Despite the passage of a road funding package in 2015,1 designed to add $1.2 billion in new revenue to the Transportation budget annually, the condition of Michigan’s trunkline and local road systems continues to decline. The cost associated with fixing any roadway depends upon the condition of that roadway; roads in poor condition are significantly more expensive to address than other roads. As more and more of Michigan’s roads deteriorate into poor condition, the cost for fixing Michigan’s roads will continue to rise sharply.
Michigan’s roads now require an additional $2 billion dollars annually to fix because there are 20% more roads in poor condition today than there were in 2015. This paper provides a background on the road funding legislation adopted in 2015, describes the quality of Michigan’s road system and the dynamics of maintenance and repair costs, and discusses several approaches that could be considered to direct more funding to Michigan’s road system.
Michigan’s system of State and local roads and bridges is composed of three parts, each its own line item in the annual Transportation budget: those under city or village jurisdiction, those under county or county road commission jurisdiction, and those under State jurisdiction (commonly referred to as the State trunkline). The State trunkline includes all limited access interstate roads as well as State and Federal highways.
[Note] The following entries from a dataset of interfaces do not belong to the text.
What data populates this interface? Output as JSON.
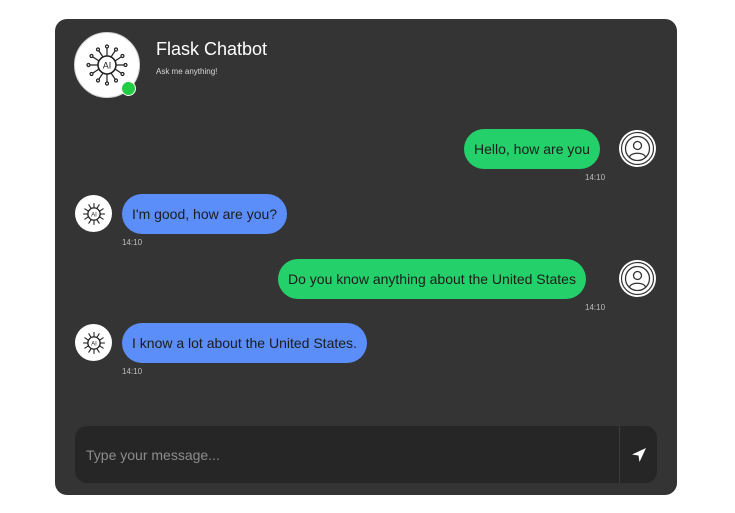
{
  "header": {
    "title": "Flask Chatbot",
    "subtitle": "Ask me anything!",
    "status": "online"
  },
  "messages": [
    {
      "sender": "user",
      "text": "Hello, how are you",
      "time": "14:10"
    },
    {
      "sender": "bot",
      "text": "I'm good, how are you?",
      "time": "14:10"
    },
    {
      "sender": "user",
      "text": "Do you know anything about the United States",
      "time": "14:10"
    },
    {
      "sender": "bot",
      "text": "I know a lot about the United States.",
      "time": "14:10"
    }
  ],
  "input": {
    "placeholder": "Type your message...",
    "value": ""
  },
  "icons": {
    "bot_avatar": "ai-chip-icon",
    "user_avatar": "user-avatar-icon",
    "send": "send-arrow-icon"
  },
  "colors": {
    "card_bg": "#343434",
    "user_bubble": "#24d06a",
    "bot_bubble": "#5b8ef8",
    "online": "#22cc44",
    "input_bg": "#262626"
  }
}
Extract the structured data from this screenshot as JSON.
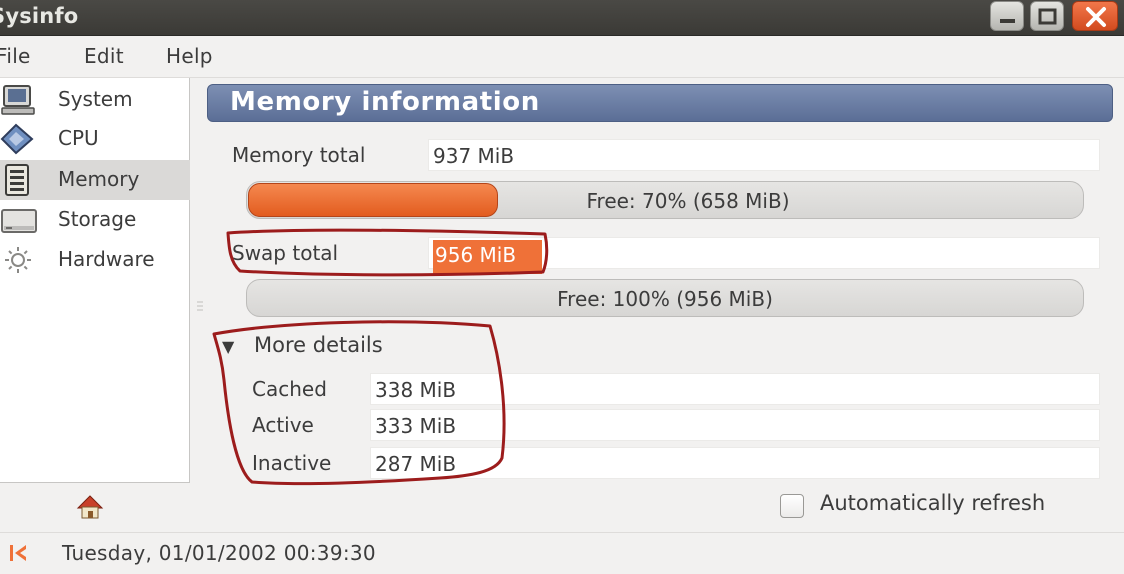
{
  "window": {
    "title": "Sysinfo"
  },
  "menu": {
    "items": [
      "File",
      "Edit",
      "Help"
    ]
  },
  "sidebar": {
    "items": [
      {
        "label": "System",
        "icon": "computer-icon",
        "selected": false
      },
      {
        "label": "CPU",
        "icon": "cpu-chip-icon",
        "selected": false
      },
      {
        "label": "Memory",
        "icon": "memory-module-icon",
        "selected": true
      },
      {
        "label": "Storage",
        "icon": "hard-drive-icon",
        "selected": false
      },
      {
        "label": "Hardware",
        "icon": "gear-icon",
        "selected": false
      }
    ]
  },
  "memory": {
    "header": "Memory information",
    "total_label": "Memory total",
    "total_value": "937 MiB",
    "free_text": "Free: 70% (658 MiB)",
    "used_fraction": 0.3,
    "swap_label": "Swap total",
    "swap_value": "956 MiB",
    "swap_free_text": "Free: 100% (956 MiB)",
    "swap_used_fraction": 0.0,
    "details_label": "More details",
    "details": [
      {
        "label": "Cached",
        "value": "338 MiB"
      },
      {
        "label": "Active",
        "value": "333 MiB"
      },
      {
        "label": "Inactive",
        "value": "287 MiB"
      }
    ]
  },
  "refresh": {
    "label": "Automatically refresh",
    "checked": false
  },
  "status": {
    "datetime": "Tuesday, 01/01/2002 00:39:30"
  },
  "colors": {
    "accent": "#ef7138",
    "header": "#6b7ea4",
    "annotation": "#9c1c1c"
  }
}
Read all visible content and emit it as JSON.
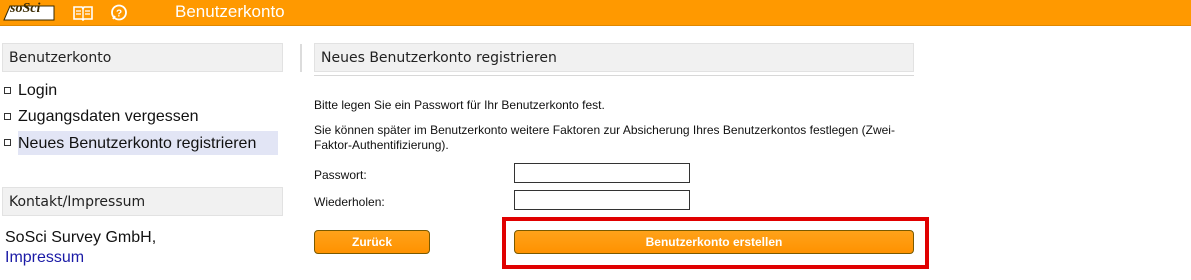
{
  "topbar": {
    "logo_text": "soSci",
    "title": "Benutzerkonto",
    "icons": [
      "manual-book-icon",
      "help-chat-icon"
    ],
    "bar_color": "#ff9900"
  },
  "sidebar": {
    "section_title": "Benutzerkonto",
    "items": [
      {
        "label": "Login",
        "active": false
      },
      {
        "label": "Zugangsdaten vergessen",
        "active": false
      },
      {
        "label": "Neues Benutzerkonto registrieren",
        "active": true
      }
    ],
    "contact_title": "Kontakt/Impressum",
    "company": "SoSci Survey GmbH,",
    "impressum_link": "Impressum"
  },
  "main": {
    "title": "Neues Benutzerkonto registrieren",
    "intro": "Bitte legen Sie ein Passwort für Ihr Benutzerkonto fest.",
    "note": "Sie können später im Benutzerkonto weitere Faktoren zur Absicherung Ihres Benutzerkontos festlegen (Zwei-Faktor-Authentifizierung).",
    "password_label": "Passwort:",
    "password_value": "",
    "repeat_label": "Wiederholen:",
    "repeat_value": "",
    "back_button": "Zurück",
    "create_button": "Benutzerkonto erstellen"
  },
  "colors": {
    "accent": "#ff9900",
    "highlight": "#e00000",
    "link": "#1a1aa6",
    "active_item_bg": "#e2e5f5"
  }
}
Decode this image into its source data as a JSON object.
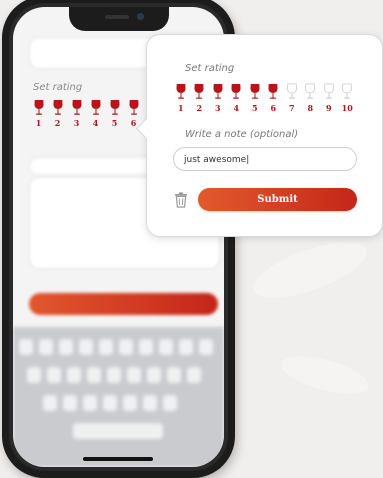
{
  "phone": {
    "rating_label": "Set rating",
    "visible_numbers": [
      "1",
      "2",
      "3",
      "4",
      "5",
      "6"
    ]
  },
  "popover": {
    "rating_label": "Set rating",
    "rating_value": 6,
    "rating_max": 10,
    "glass_numbers": [
      "1",
      "2",
      "3",
      "4",
      "5",
      "6",
      "7",
      "8",
      "9",
      "10"
    ],
    "note_label": "Write a note (optional)",
    "note_value": "just awesome|",
    "submit_label": "Submit",
    "delete_icon": "trash-icon",
    "rating_icon": "wine-glass-icon"
  },
  "colors": {
    "accent": "#c4261a",
    "accent_light": "#e35a2d",
    "glass_filled": "#b8141a",
    "glass_empty": "#cfcfcf"
  }
}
Throughout this document, references to Michigan’s roadways are meant to include roads and bridges under jurisdictions of all three categories mentioned above.
Although the road funding package of 2015 generated, and will continue to generate, substantial revenue for roads, the delay in adding that revenue and the amount generated has contributed to an increase in roadways rated in poor condition. Michigan’s trunkline and local roadways now need more funding than they did in 2015 to stop the deterioration in road quality. New estimates place the cost to fix Michigan’s roadways at over $2.0 billion per year, and other factors may continue to drive the cost upwards, such as a potential shortfall in labor and the State’s low unemployment rate.